* [Exercise requirements]: The answer should be the records below, word for word, with every image left out.

* [Task inputs]:
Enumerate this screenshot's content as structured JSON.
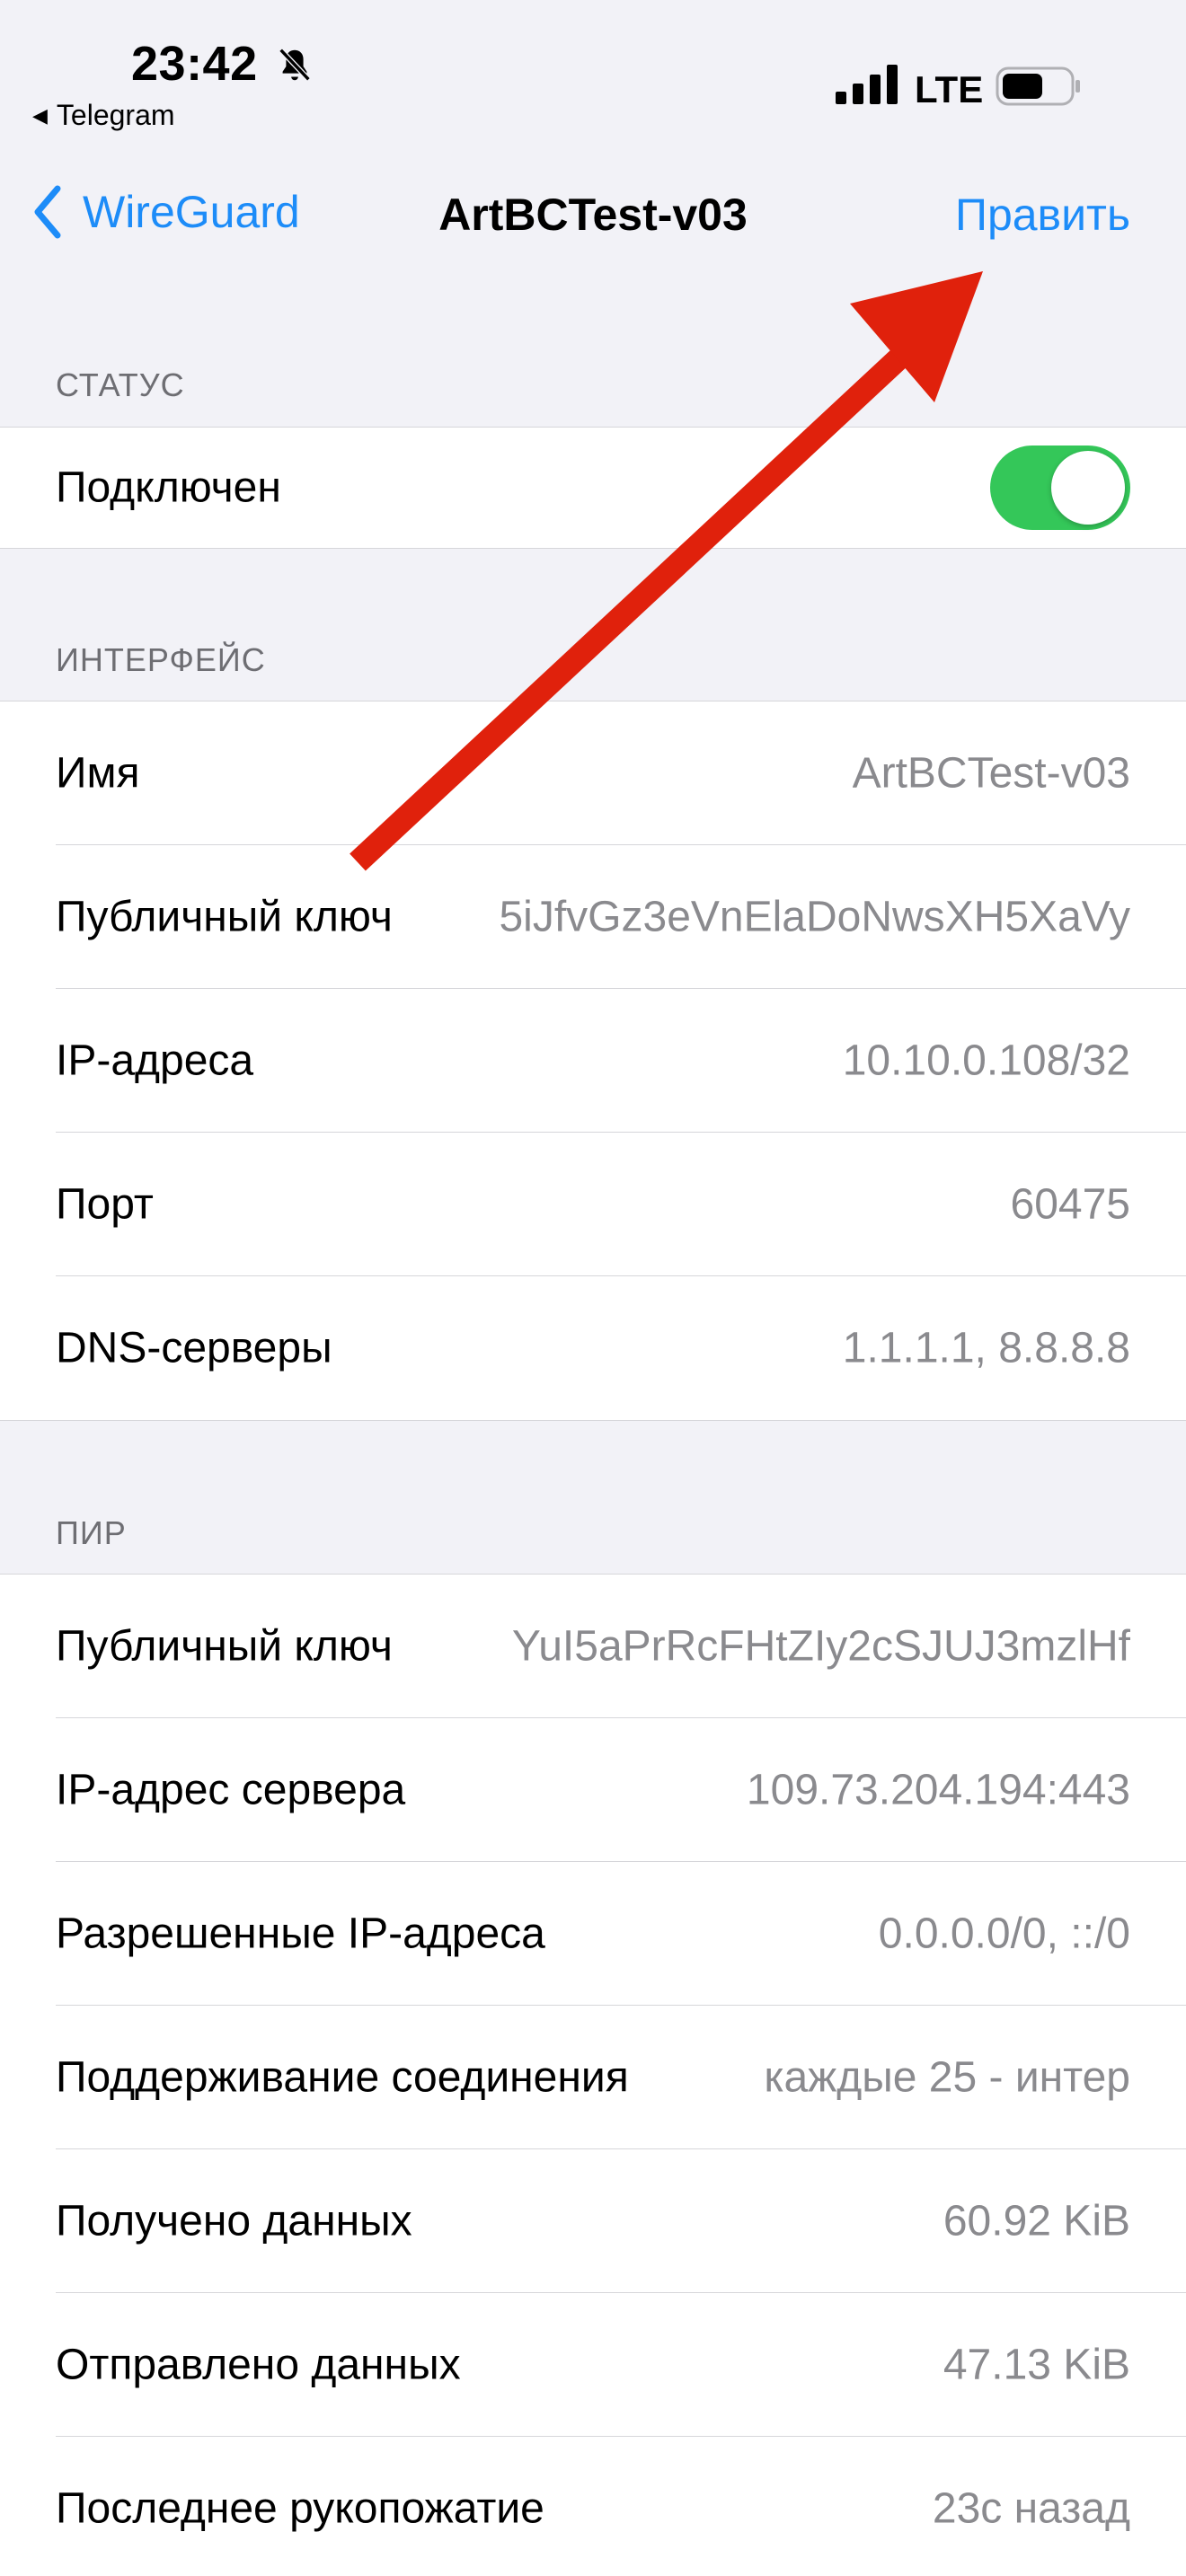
{
  "status_bar": {
    "time": "23:42",
    "back_app": "Telegram",
    "network": "LTE",
    "icons": [
      "bell-slash-icon",
      "signal-icon",
      "battery-icon"
    ]
  },
  "nav": {
    "back_label": "WireGuard",
    "title": "ArtBCTest-v03",
    "edit_label": "Править"
  },
  "status_section": {
    "header": "СТАТУС",
    "connected_label": "Подключен",
    "connected": true
  },
  "interface_section": {
    "header": "ИНТЕРФЕЙС",
    "rows": [
      {
        "label": "Имя",
        "value": "ArtBCTest-v03"
      },
      {
        "label": "Публичный ключ",
        "value": "5iJfvGz3eVnElaDoNwsXH5XaVy"
      },
      {
        "label": "IP-адреса",
        "value": "10.10.0.108/32"
      },
      {
        "label": "Порт",
        "value": "60475"
      },
      {
        "label": "DNS-серверы",
        "value": "1.1.1.1, 8.8.8.8"
      }
    ]
  },
  "peer_section": {
    "header": "ПИР",
    "rows": [
      {
        "label": "Публичный ключ",
        "value": "YuI5aPrRcFHtZIy2cSJUJ3mzlHf"
      },
      {
        "label": "IP-адрес сервера",
        "value": "109.73.204.194:443"
      },
      {
        "label": "Разрешенные IP-адреса",
        "value": "0.0.0.0/0, ::/0"
      },
      {
        "label": "Поддерживание соединения",
        "value": "каждые 25 - интер"
      },
      {
        "label": "Получено данных",
        "value": "60.92 KiB"
      },
      {
        "label": "Отправлено данных",
        "value": "47.13 KiB"
      },
      {
        "label": "Последнее рукопожатие",
        "value": "23с назад"
      }
    ]
  },
  "colors": {
    "accent": "#1d8cf8",
    "toggle_on": "#34c759",
    "annotation_arrow": "#e0210c",
    "background": "#f2f2f7"
  }
}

* [Exercise result]:
Enumerate this screenshot's content as structured JSON.
{
  "status_bar": {
    "time": "23:42",
    "back_app": "Telegram",
    "network": "LTE",
    "icons": [
      "bell-slash-icon",
      "signal-icon",
      "battery-icon"
    ]
  },
  "nav": {
    "back_label": "WireGuard",
    "title": "ArtBCTest-v03",
    "edit_label": "Править"
  },
  "status_section": {
    "header": "СТАТУС",
    "connected_label": "Подключен",
    "connected": true
  },
  "interface_section": {
    "header": "ИНТЕРФЕЙС",
    "rows": [
      {
        "label": "Имя",
        "value": "ArtBCTest-v03"
      },
      {
        "label": "Публичный ключ",
        "value": "5iJfvGz3eVnElaDoNwsXH5XaVy"
      },
      {
        "label": "IP-адреса",
        "value": "10.10.0.108/32"
      },
      {
        "label": "Порт",
        "value": "60475"
      },
      {
        "label": "DNS-серверы",
        "value": "1.1.1.1, 8.8.8.8"
      }
    ]
  },
  "peer_section": {
    "header": "ПИР",
    "rows": [
      {
        "label": "Публичный ключ",
        "value": "YuI5aPrRcFHtZIy2cSJUJ3mzlHf"
      },
      {
        "label": "IP-адрес сервера",
        "value": "109.73.204.194:443"
      },
      {
        "label": "Разрешенные IP-адреса",
        "value": "0.0.0.0/0, ::/0"
      },
      {
        "label": "Поддерживание соединения",
        "value": "каждые 25 - интер"
      },
      {
        "label": "Получено данных",
        "value": "60.92 KiB"
      },
      {
        "label": "Отправлено данных",
        "value": "47.13 KiB"
      },
      {
        "label": "Последнее рукопожатие",
        "value": "23с назад"
      }
    ]
  },
  "colors": {
    "accent": "#1d8cf8",
    "toggle_on": "#34c759",
    "annotation_arrow": "#e0210c",
    "background": "#f2f2f7"
  }
}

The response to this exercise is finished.